An international team of researchers led by Brown University has used ultra-high-speed X-ray pulses to image subtle motions of a molecule of N-methyl morpholine.
“For many years, chemists have learned about chemical reactions by essentially studying the molecules present before and after a reaction has occurred,” said Brown University’s Dr. Brian Stankus, first author of the study.
“It was impossible to actually watch chemistry as it happens because most molecular transformations happen very quickly. But ultrafast light sources like the one we used in this experiment have enabled us to measure molecular motions in real time, and this is the first time these sorts of subtle effects have been seen with such clarity in an organic molecule of this size.”
For the study, Dr. Stankus and colleagues looked at the molecular motions that occur when N-methyl morpholine is excited by pulses of UV light.
“We basically hit the molecules with UV light, which initiates the response, and then fractions of a second later we take a picture with an X-ray pulse,” Dr. Stankus said.
“We repeat this over and over, with different intervals between the UV pulse and X-ray pulse to create a time-series.”
The X-rays scatter in particular patterns depending on the structure of molecules.
Those patterns are analyzed and used to reconstruct a shape of the molecule as the molecular motions unfold.
The experiment revealed an extremely subtle reaction in which only a single electron becomes excited, causing a distinct pattern of molecular vibrations.
The researchers were able to image both the electron excitation and the atomic vibration in fine detail.
“This study is a true milestone because for the first time, we were able to measure in great clarity the structure of a molecule in an excited state and with time resolution,” said Brown University’s Professor Peter Weber, senior author of the study.
A particularly interesting aspect of the reaction is that it’s coherent — meaning when groups of these molecules interact with light, their atoms vibrate in concert with each other.
“If we can use experiments like this one to study how exactly light can be used to direct the collective motion of billions of molecules, we can design systems that can be coherently controlled,” Dr. Stankus said.
“Put simply: if we understand exactly how light directs molecular motions, we can design new systems and control them to do useful chemistry.”
The study appears in the journal Nature Chemistry.

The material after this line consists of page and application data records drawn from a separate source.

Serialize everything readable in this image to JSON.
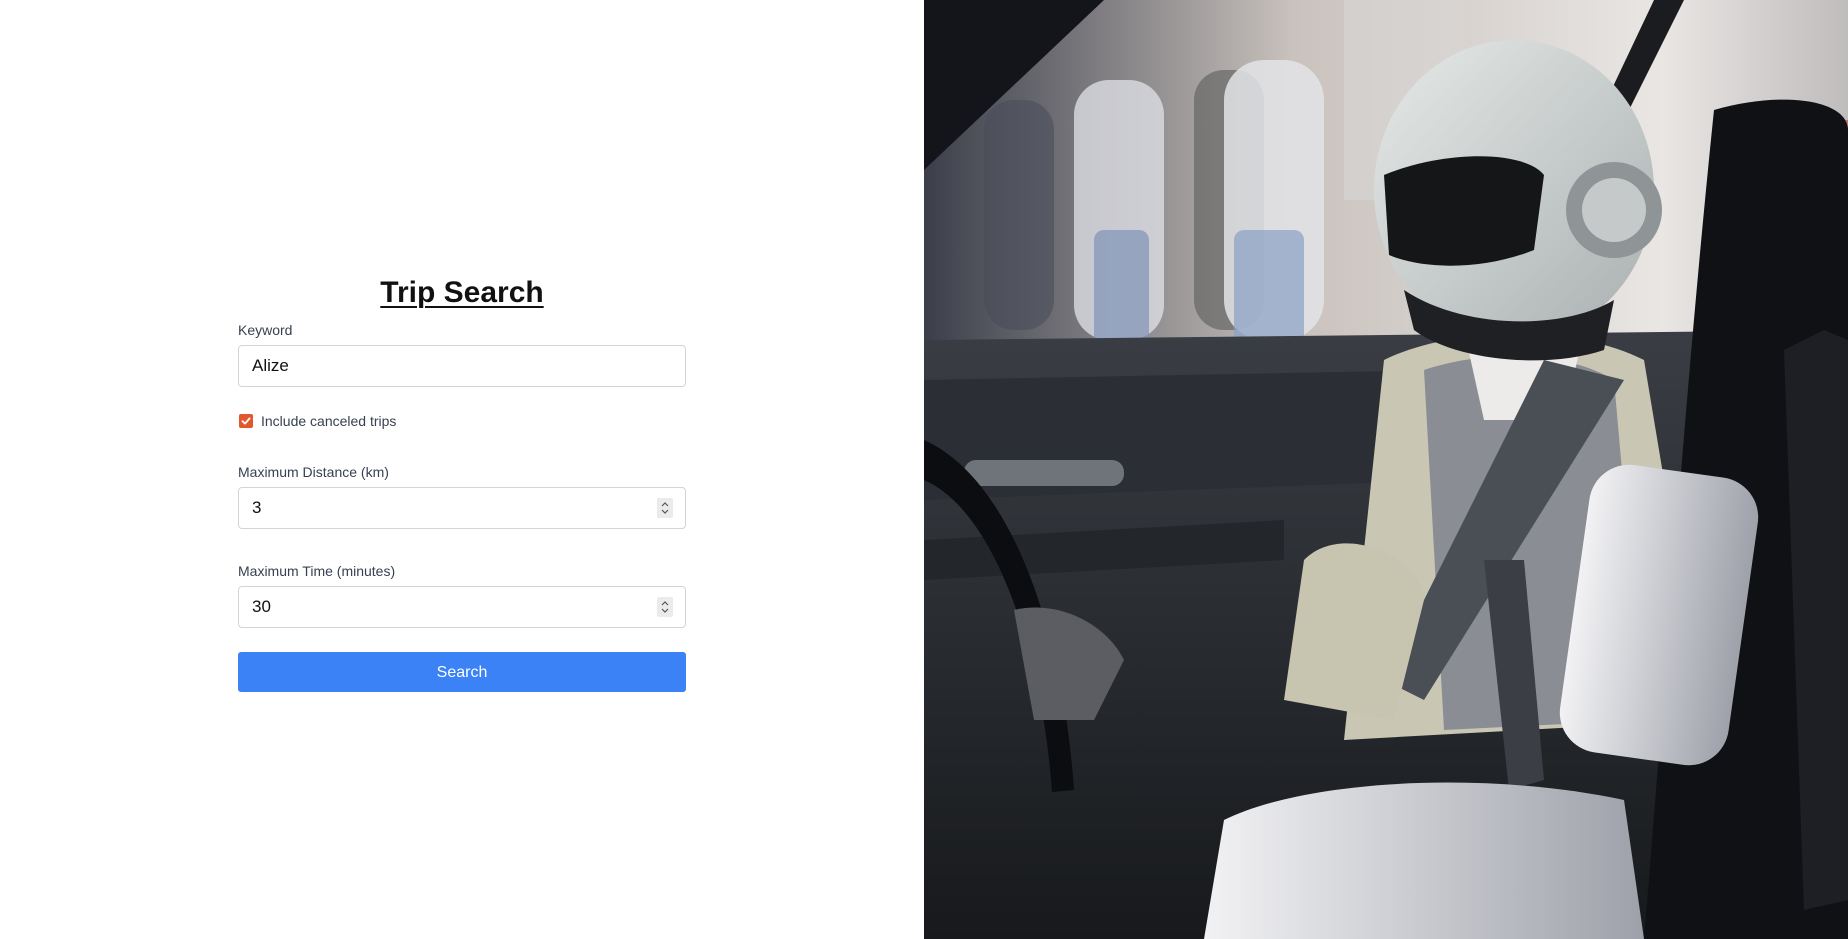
{
  "form": {
    "title": "Trip Search",
    "keyword": {
      "label": "Keyword",
      "value": "Alize"
    },
    "include_canceled": {
      "label": "Include canceled trips",
      "checked": true
    },
    "max_distance": {
      "label": "Maximum Distance (km)",
      "value": "3"
    },
    "max_time": {
      "label": "Maximum Time (minutes)",
      "value": "30"
    },
    "search_label": "Search"
  },
  "colors": {
    "accent": "#3b82f6",
    "checkbox": "#e2572b"
  },
  "image": {
    "subject": "robot-driver-in-car-photo"
  }
}
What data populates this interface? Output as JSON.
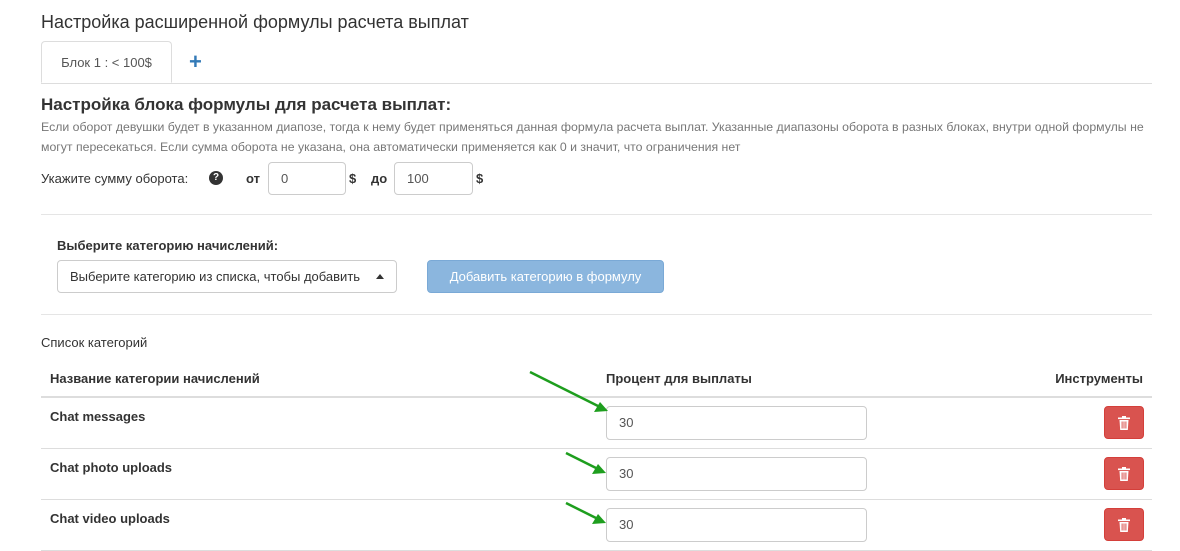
{
  "page_title": "Настройка расширенной формулы расчета выплат",
  "tabs": [
    {
      "label": "Блок 1 : < 100$"
    }
  ],
  "tab_add_label": "+",
  "block": {
    "heading": "Настройка блока формулы для расчета выплат:",
    "description": "Если оборот девушки будет в указанном диапозе, тогда к нему будет применяться данная формула расчета выплат. Указанные диапазоны оборота в разных блоках, внутри одной формулы не могут пересекаться. Если сумма оборота не указана, она автоматически применяется как 0 и значит, что ограничения нет"
  },
  "range": {
    "label": "Укажите сумму оборота:",
    "from_label": "от",
    "from_value": "0",
    "to_label": "до",
    "to_value": "100",
    "currency": "$"
  },
  "category_select": {
    "label": "Выберите категорию начислений:",
    "value": "Выберите категорию из списка, чтобы добавить"
  },
  "add_category_button": "Добавить категорию в формулу",
  "category_list": {
    "title": "Список категорий",
    "columns": [
      "Название категории начислений",
      "Процент для выплаты",
      "Инструменты"
    ],
    "rows": [
      {
        "name": "Chat messages",
        "percent": "30"
      },
      {
        "name": "Chat photo uploads",
        "percent": "30"
      },
      {
        "name": "Chat video uploads",
        "percent": "30"
      }
    ]
  },
  "colors": {
    "primary": "#337ab7",
    "button_disabled": "#8bb6de",
    "danger": "#d9534f",
    "annotation_arrow": "#1e9e1e"
  },
  "icons": {
    "help": "question-circle-icon",
    "delete": "trash-icon",
    "select": "caret-up-icon"
  }
}
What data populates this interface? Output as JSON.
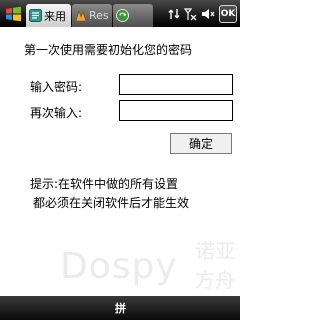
{
  "titlebar": {
    "tabs": [
      {
        "label": "来用",
        "state": "active",
        "icon": "app-icon"
      },
      {
        "label": "Res",
        "state": "inactive",
        "icon": "resco-icon"
      },
      {
        "label": "",
        "state": "inactive",
        "icon": "sync-icon"
      }
    ],
    "status_icons": [
      "sync-arrows-icon",
      "no-signal-icon",
      "speaker-mute-icon"
    ],
    "ok_label": "OK"
  },
  "form": {
    "heading": "第一次使用需要初始化您的密码",
    "password_label": "输入密码:",
    "password_value": "",
    "confirm_label": "再次输入:",
    "confirm_value": "",
    "ok_button_label": "确定",
    "hint_line1": "提示:在软件中做的所有设置",
    "hint_line2": "都必须在关闭软件后才能生效"
  },
  "watermark": {
    "text": "Dospy",
    "cn_line1": "诺亚",
    "cn_line2": "方舟"
  },
  "softbar": {
    "ime_label": "拼"
  },
  "colors": {
    "bar_dark": "#000000",
    "background": "#ffffff",
    "watermark": "#ebebeb"
  }
}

Brian Stankus et al. Ultrafast X-ray scattering reveals vibrational coherence following Rydberg excitation. Nature Chemistry, published online July 8, 2019; doi: 10.1038/s41557-019-0291-0